This episodic sequence allows for a merging of past and present, and was carried through in our own experiential learning. When witnessing the performances of Stolen, it is clear the focus both groups put on emotion, non-linear structure and effective use of props to convey style and content. For example, the use of a white sheet and spotlight to create silhouettes for storytelling was a powerful motif and use of a theatrical prop to not only portray the non-realist and narrative style of Stolen, but to enhance the content of family and fear. Dual scenes were simultaneously presented; one in dialogue, and the other in silhouetted visuals that emphasised and emotionalised the horrors of our Australian past. As Harrison quotes; “What I wanted was to make an emotional connection…I want them to think ‘that happened to people. How would I feel?”
The play also incorporates elements of Brecht’s ‘breaking of the fourth wall’ and Realism in both the scripted and our class performance of the final scene. As the original script’s stage directions dictate; “they line up diagonally…just like in the first scene. Then the actors break out of their roles and talk in turn about their own experiences.” The original production in 1998 did just this in relation to indigenous actors and their role in the stolen generation. However, for our class performance, students emulated the directions through their experiences in workshopping, characters, researching and performing Stolen.
This simple, stripped back and realist Brechtian ending was the perfect theatrical technique and choice to reflect the plays content and importance of personal connection and emotion, adding and a contemporary spin on Australian theatre. As an audience member, it was incredibly powerful hearing actors talk unscripted and bring a true sense of realism and conviction when recounting their own experience; strengthening the actor-audience relationship through understanding and empathy. One can only imagine the immense power of individuals exposed to the stolen generation and Australia’s dark past, and their re-telling of stories as actors on stage in Stolen. Witnessing our class performances, it was clear Harrison’s intent of emotional connection with the audience and an empowered empathy towards the story and our own traditional and contemporary society.
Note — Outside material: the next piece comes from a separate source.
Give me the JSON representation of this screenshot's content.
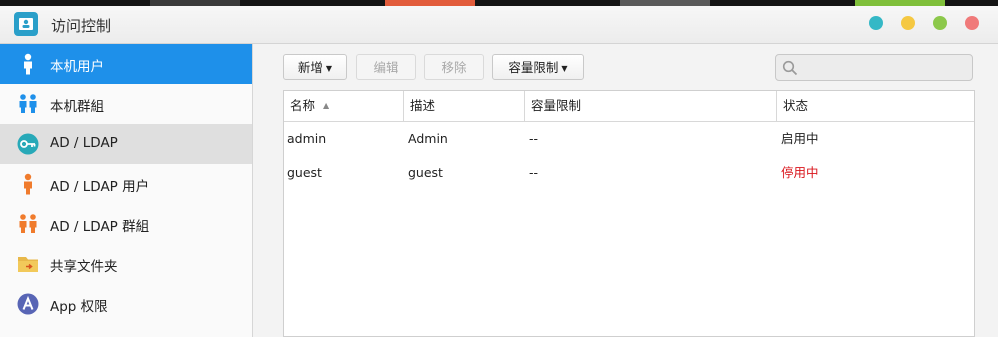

Theatre is simply a mirror to our society; a reflection of our past wrongs and future endeavours with the aim of social comment and audience engagement. Both Cameron’s ‘Ruby Moon’ and Harrison’s ‘Stolen’ address contemporary Australian society content: whether it is the warped world of suburbia or our country’s mistakes, both employ dramatic and theatrical techniques and style to reflect this and strengthen the actor-audience relationship. As Matt Cameron quotes, “theatre exists in the imagination of the beholder…it is not necessarily about the black hat. It is about the blind man in the dark room looking for it.”